2. I learnt that growing up isn't a bad thing.

Everyone wants to stay young forever and no one can deny that growing older is flippin' scary stuff! Heck, the media, cosmetic companies and big corporations alike thrive on tapping into the most narcissistic of our insecurities and we can't help but get sucked in. It is scary though, I mean who can forget that free spirited feeling of being a teenager and only having school to worry about? Everything starts to feel more real and more stressful and more permanent the older you get and whilst it makes me want to bash my head against a wall sometimes, it's actually opened up many more opportunities. It struck me how having a job and being able to drive and making my own decisions, has allowed me to make friends, travel the world and also find myself. I'm not saying that I wake up cheery and motivated for work everyday, or that I like the expenses that come with adult life, but I certainly enjoy being able to make plans and enjoy myself!

One of the scariest parts of growing older however is commitment. My friends and I always used to joke about settling down and it actually stopped me from really thinking about my future seriously. Whenever someone would ask if I ever thought about marriage or children, I would snort at the very idea and awkwardly play with my hands, as I uncomfortably answered 'Maybe in the future?'. Because that's something only adults do isn't it? They plan for the future and surely I'm too young. But then one of my closest and dearest friends got married in 2016 and I started to wonder if I had been denying myself for too long. Commitment isn't an adult thing at all, it's just another beautiful part of life and although it's not something that is in the cards right now, it's not something that I should feel embarrassed or worried about. It's now something that I really look forward to happening, but only when the time is right!




3. I let go of negative feelings.

I had never really realised before just how many negative experiences I had held onto over the years and how they had changed my general perception of life and situations. It's so easy to focus on the bad, rather than just let it go and move on and it lead me to continually pass judgement on situations that I didn't really understand.

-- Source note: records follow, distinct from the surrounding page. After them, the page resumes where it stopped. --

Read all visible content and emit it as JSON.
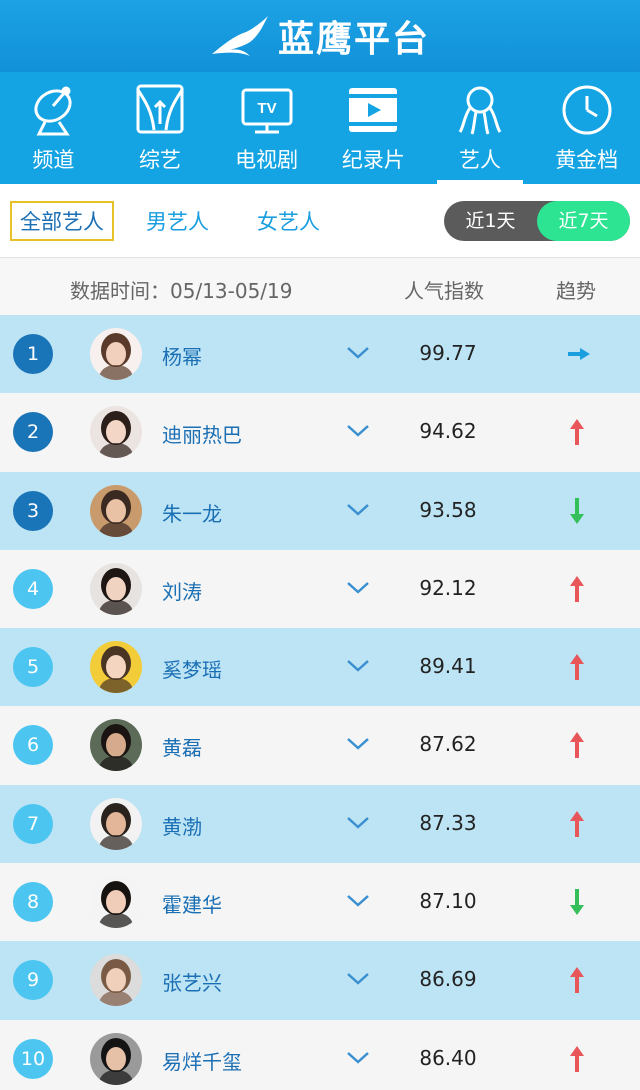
{
  "app": {
    "title": "蓝鹰平台"
  },
  "nav": [
    {
      "label": "频道",
      "icon": "satellite-dish-icon"
    },
    {
      "label": "综艺",
      "icon": "stage-curtain-icon"
    },
    {
      "label": "电视剧",
      "icon": "tv-icon",
      "icon_text": "TV"
    },
    {
      "label": "纪录片",
      "icon": "film-play-icon"
    },
    {
      "label": "艺人",
      "icon": "artist-icon",
      "active": true
    },
    {
      "label": "黄金档",
      "icon": "clock-icon"
    }
  ],
  "filters": {
    "all": "全部艺人",
    "male": "男艺人",
    "female": "女艺人",
    "day1": "近1天",
    "day7": "近7天",
    "selected_period": "近7天"
  },
  "table_header": {
    "date": "数据时间：05/13-05/19",
    "score": "人气指数",
    "trend": "趋势"
  },
  "colors": {
    "accent": "#14a4e3",
    "up": "#e8565a",
    "down": "#33bf5a",
    "flat": "#1a9ee0",
    "toggle_on": "#2de493"
  },
  "rows": [
    {
      "rank": "1",
      "name": "杨幂",
      "score": "99.77",
      "trend": "flat"
    },
    {
      "rank": "2",
      "name": "迪丽热巴",
      "score": "94.62",
      "trend": "up"
    },
    {
      "rank": "3",
      "name": "朱一龙",
      "score": "93.58",
      "trend": "down"
    },
    {
      "rank": "4",
      "name": "刘涛",
      "score": "92.12",
      "trend": "up"
    },
    {
      "rank": "5",
      "name": "奚梦瑶",
      "score": "89.41",
      "trend": "up"
    },
    {
      "rank": "6",
      "name": "黄磊",
      "score": "87.62",
      "trend": "up"
    },
    {
      "rank": "7",
      "name": "黄渤",
      "score": "87.33",
      "trend": "up"
    },
    {
      "rank": "8",
      "name": "霍建华",
      "score": "87.10",
      "trend": "down"
    },
    {
      "rank": "9",
      "name": "张艺兴",
      "score": "86.69",
      "trend": "up"
    },
    {
      "rank": "10",
      "name": "易烊千玺",
      "score": "86.40",
      "trend": "up"
    }
  ]
}
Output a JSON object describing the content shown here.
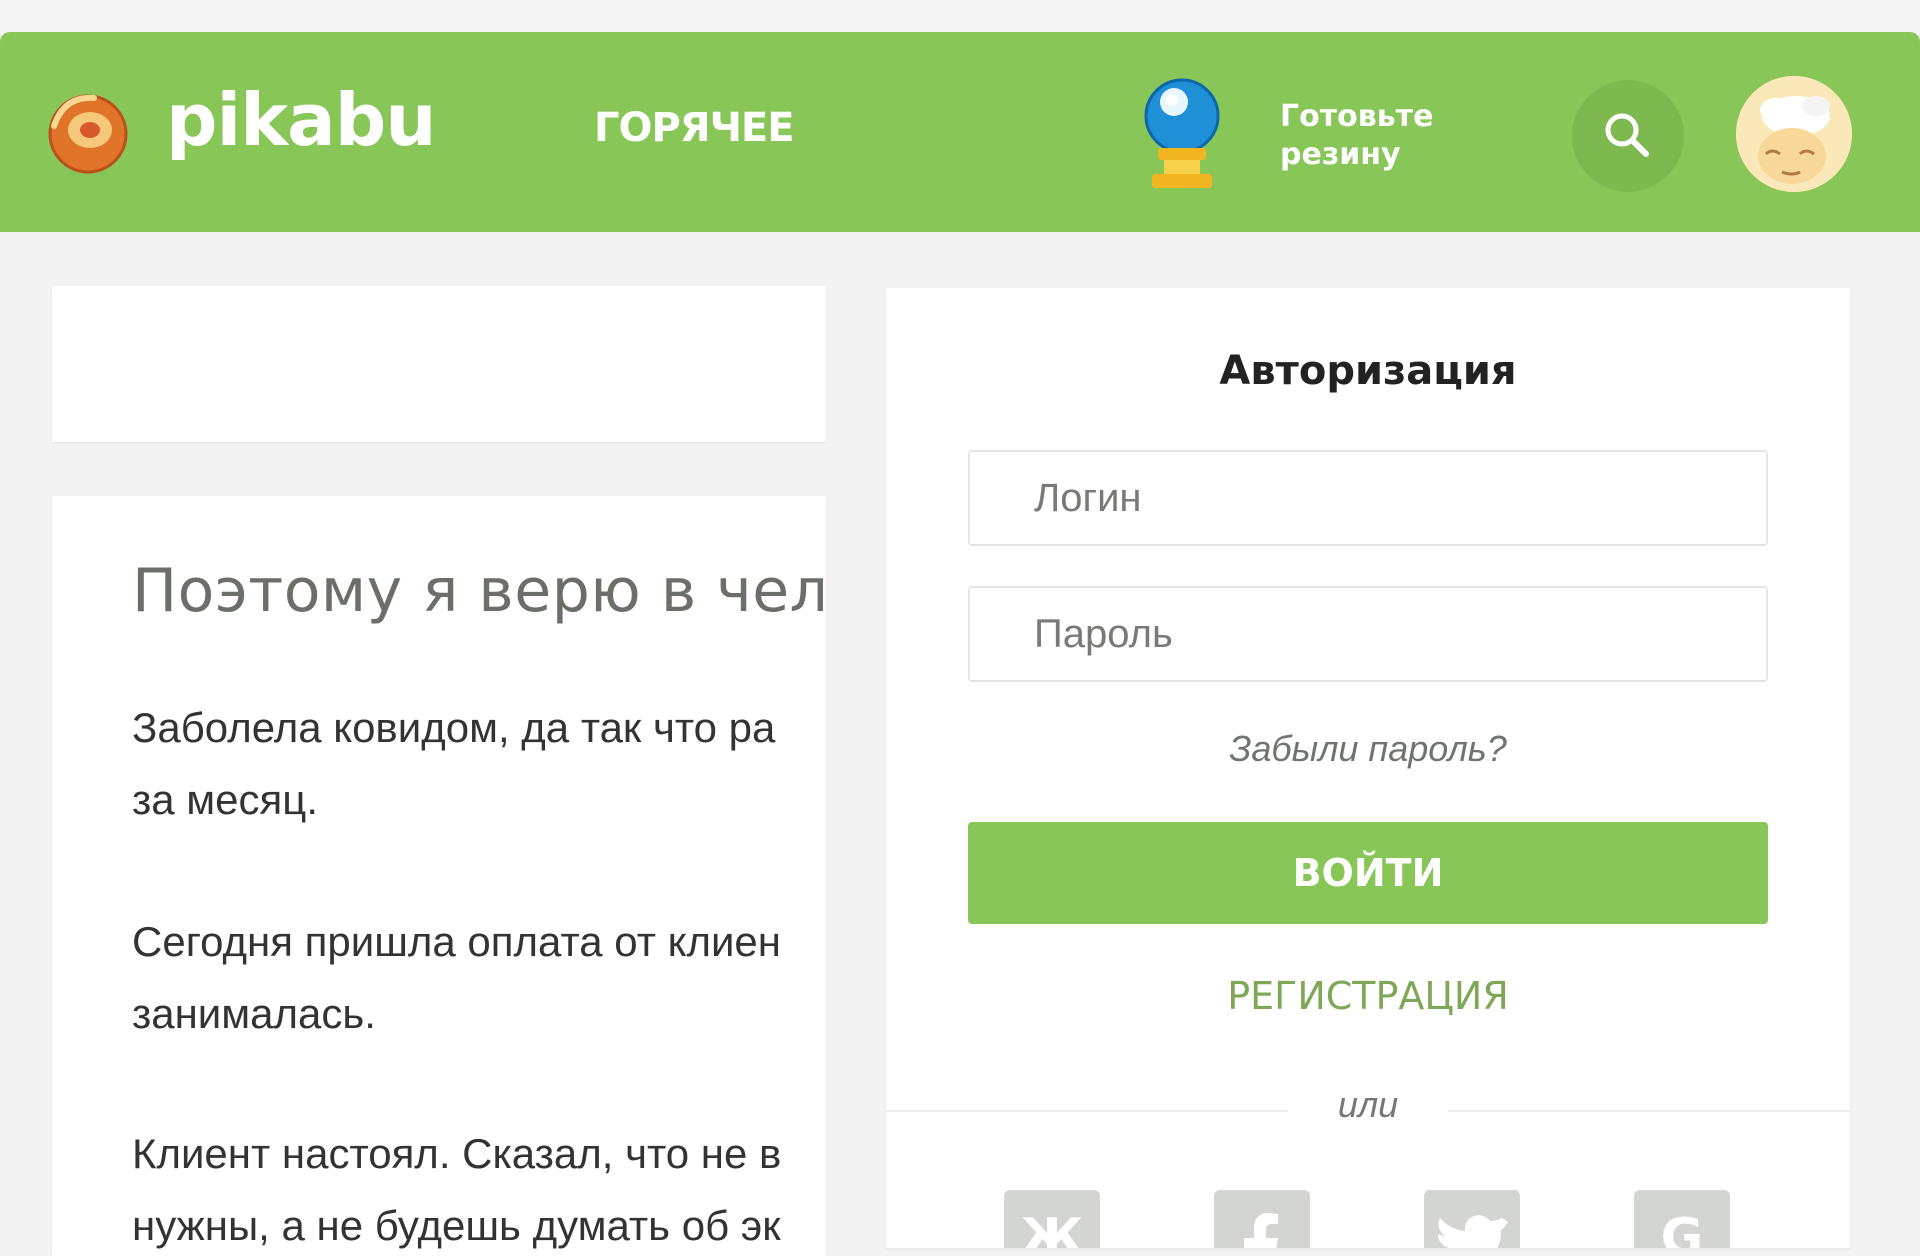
{
  "header": {
    "brand": "pikabu",
    "nav_hot": "ГОРЯЧЕЕ",
    "promo_text": "Готовьте резину",
    "icons": {
      "logo": "pikabu-logo-icon",
      "promo": "crystal-ball-icon",
      "search": "search-icon",
      "avatar": "avatar"
    },
    "colors": {
      "accent": "#88c657",
      "search_bg": "#7eb94f"
    }
  },
  "post": {
    "title": "Поэтому я верю в чело",
    "paragraphs": [
      "Заболела ковидом, да так что ра\nза месяц.",
      "Сегодня пришла оплата от клиен\nзанималась.",
      "Клиент настоял. Сказал, что не в\nнужны, а не будешь думать об эк"
    ]
  },
  "auth": {
    "title": "Авторизация",
    "login_placeholder": "Логин",
    "password_placeholder": "Пароль",
    "forgot": "Забыли пароль?",
    "login_button": "ВОЙТИ",
    "register": "РЕГИСТРАЦИЯ",
    "or": "или",
    "social": [
      {
        "icon": "vk-icon",
        "label": "Ж"
      },
      {
        "icon": "facebook-icon",
        "label": ""
      },
      {
        "icon": "twitter-icon",
        "label": ""
      },
      {
        "icon": "google-icon",
        "label": "G"
      }
    ],
    "colors": {
      "button": "#88c657",
      "register": "#7ea857",
      "social_bg": "#d2d5d2"
    }
  }
}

It's stopped me from achieving things and putting myself out there to really succeed and it also created a darker side to me that I just didn't like. A lot of things happened in 2016 that put life clearly into perspective for me and I had a brief period of time where I felt like I was on the verge of just breaking down, because I was certain that I was set up to constantly fail. I would consistently run over every little thing that had gone wrong since I was a teenager and constantly wondered 'why me?'. Before long it got so exhausting that I decided it needed to end.

I'm not going to tell you that I let go of everything as simply as a click of your fingers, but I did start to question everything I had ever held onto. How long ago did it happen? Has it really changed anything? Does it really matter? The more I analysed things, the sillier it all seemed that I allowed the past to decide my future and that had to stop. It wasn't just about the past experiences however, it was also about how I was going to handle situations going forward. There was a particular incident towards the end of the year where I put this new mindset into practice. It was a ridiculous situation that made me understand that even those closest to you can you let you down and although it was a pretty hurtful moment for me, I realised that the best thing for me was to move on. I decided that if someone could erase me so easily from their life, then they never deserved to be in mine and I've tried to give it little thought since. It's not easy, but it's definitely made me happier.